» **EXERCISE**
Once a line is found to contain "Jobs", copy it out of the listing.

» **MATERIAL SHOWN**
■ ■ ■ ■ ■

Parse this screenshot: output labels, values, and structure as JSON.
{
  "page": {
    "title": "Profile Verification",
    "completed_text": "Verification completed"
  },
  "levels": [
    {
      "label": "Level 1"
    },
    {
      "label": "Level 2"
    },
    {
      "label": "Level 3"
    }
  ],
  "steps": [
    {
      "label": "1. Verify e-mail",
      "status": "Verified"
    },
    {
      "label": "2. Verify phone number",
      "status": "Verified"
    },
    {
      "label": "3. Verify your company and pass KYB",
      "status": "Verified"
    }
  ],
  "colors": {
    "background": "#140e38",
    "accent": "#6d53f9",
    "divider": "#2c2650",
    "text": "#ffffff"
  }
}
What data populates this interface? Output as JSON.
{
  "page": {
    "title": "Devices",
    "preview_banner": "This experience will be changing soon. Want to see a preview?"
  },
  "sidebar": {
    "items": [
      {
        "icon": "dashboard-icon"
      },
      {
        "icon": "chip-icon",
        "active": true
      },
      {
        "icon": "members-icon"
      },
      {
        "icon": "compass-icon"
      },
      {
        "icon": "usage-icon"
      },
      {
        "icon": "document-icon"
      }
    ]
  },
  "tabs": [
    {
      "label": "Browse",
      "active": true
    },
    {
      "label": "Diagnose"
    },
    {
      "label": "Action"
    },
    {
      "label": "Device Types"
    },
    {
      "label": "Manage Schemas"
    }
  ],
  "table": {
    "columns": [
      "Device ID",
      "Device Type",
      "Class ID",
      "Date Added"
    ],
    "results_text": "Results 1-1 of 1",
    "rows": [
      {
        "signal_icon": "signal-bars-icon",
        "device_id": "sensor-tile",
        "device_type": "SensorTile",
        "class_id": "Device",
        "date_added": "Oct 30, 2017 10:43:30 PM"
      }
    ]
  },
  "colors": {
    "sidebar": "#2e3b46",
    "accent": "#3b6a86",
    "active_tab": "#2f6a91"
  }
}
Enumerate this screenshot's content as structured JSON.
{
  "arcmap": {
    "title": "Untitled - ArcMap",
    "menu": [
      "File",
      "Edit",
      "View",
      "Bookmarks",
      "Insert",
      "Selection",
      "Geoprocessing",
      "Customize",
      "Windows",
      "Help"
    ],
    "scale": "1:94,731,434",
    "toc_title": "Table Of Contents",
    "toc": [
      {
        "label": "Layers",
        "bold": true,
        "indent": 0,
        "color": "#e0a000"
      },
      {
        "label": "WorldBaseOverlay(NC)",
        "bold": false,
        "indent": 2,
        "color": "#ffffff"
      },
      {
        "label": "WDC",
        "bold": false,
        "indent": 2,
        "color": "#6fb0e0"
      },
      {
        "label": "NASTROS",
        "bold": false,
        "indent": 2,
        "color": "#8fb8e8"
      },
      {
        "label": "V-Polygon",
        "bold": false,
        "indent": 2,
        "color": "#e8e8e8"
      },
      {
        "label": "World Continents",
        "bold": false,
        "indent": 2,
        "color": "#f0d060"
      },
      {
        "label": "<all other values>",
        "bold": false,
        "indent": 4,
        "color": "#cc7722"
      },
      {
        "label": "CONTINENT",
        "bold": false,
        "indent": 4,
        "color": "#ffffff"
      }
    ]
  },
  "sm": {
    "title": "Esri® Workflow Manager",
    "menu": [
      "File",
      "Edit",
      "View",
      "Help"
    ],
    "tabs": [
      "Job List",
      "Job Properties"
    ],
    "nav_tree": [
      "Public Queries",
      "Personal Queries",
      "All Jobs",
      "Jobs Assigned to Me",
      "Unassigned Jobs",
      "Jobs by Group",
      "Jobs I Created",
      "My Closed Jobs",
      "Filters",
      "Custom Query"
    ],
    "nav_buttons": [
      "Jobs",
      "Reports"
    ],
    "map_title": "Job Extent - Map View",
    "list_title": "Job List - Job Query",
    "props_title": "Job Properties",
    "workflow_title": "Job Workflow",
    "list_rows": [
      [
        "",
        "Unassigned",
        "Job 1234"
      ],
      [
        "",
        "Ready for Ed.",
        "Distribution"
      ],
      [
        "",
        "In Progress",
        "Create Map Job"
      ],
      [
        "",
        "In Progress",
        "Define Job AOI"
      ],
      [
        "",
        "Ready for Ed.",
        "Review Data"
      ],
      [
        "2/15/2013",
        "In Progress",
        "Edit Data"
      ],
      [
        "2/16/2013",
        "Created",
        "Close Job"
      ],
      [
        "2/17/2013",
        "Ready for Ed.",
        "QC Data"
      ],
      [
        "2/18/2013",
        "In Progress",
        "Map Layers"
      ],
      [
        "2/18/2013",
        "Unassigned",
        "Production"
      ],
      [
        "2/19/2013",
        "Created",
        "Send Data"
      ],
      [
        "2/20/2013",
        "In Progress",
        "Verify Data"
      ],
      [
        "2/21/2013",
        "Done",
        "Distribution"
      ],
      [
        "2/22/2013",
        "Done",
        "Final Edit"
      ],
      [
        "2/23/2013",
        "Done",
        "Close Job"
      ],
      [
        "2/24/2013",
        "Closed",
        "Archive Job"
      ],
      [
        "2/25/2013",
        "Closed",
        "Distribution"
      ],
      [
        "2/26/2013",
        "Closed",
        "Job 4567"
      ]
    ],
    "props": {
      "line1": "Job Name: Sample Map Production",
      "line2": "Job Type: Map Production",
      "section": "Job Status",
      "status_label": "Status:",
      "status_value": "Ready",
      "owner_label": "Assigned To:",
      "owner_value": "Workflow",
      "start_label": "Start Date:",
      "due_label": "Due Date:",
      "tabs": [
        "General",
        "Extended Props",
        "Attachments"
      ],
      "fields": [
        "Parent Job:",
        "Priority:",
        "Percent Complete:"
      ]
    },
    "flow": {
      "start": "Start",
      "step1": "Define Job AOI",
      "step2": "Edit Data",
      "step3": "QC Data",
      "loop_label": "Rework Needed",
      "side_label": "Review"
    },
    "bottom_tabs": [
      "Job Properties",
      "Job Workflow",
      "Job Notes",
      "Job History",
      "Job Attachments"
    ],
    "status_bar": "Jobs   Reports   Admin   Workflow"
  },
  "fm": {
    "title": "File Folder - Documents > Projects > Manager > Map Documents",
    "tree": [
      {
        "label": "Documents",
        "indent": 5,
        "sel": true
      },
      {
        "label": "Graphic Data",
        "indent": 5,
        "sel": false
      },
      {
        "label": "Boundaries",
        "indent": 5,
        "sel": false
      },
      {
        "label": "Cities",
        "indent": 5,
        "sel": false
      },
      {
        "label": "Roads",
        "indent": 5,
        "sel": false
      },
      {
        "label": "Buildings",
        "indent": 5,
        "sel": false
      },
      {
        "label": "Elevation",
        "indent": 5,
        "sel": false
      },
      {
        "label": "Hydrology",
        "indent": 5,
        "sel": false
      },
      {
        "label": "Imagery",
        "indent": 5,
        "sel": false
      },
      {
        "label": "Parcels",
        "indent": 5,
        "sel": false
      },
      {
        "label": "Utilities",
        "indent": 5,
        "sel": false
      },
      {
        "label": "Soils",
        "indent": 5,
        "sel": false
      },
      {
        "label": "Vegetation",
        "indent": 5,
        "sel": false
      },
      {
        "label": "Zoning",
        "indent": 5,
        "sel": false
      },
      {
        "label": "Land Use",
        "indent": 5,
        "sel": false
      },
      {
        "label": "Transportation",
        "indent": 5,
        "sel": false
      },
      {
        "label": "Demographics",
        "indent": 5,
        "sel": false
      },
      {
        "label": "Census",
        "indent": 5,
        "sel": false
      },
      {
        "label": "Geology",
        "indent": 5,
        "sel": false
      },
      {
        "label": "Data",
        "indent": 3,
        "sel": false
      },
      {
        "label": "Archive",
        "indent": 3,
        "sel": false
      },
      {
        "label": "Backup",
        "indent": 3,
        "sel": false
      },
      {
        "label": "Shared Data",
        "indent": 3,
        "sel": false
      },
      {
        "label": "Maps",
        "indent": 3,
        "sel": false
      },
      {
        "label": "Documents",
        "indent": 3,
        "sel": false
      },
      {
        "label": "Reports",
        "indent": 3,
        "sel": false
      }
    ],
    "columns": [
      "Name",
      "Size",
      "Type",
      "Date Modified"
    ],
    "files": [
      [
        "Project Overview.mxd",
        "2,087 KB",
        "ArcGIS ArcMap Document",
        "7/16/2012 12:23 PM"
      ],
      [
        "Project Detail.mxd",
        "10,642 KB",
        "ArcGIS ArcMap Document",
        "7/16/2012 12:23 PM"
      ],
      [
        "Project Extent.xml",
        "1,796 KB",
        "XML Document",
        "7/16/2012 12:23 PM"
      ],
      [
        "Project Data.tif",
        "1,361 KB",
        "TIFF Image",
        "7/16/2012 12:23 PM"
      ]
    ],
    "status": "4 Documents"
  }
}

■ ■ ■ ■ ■

» **TASK SOLUTION**
      "All Jobs",
      "Jobs Assigned to Me",
      "Unassigned Jobs",
      "Jobs by Group",
      "Jobs I Created",
      "My Closed Jobs",
      "Jobs",
    "status_bar": "Jobs   Reports   Admin   Workflow"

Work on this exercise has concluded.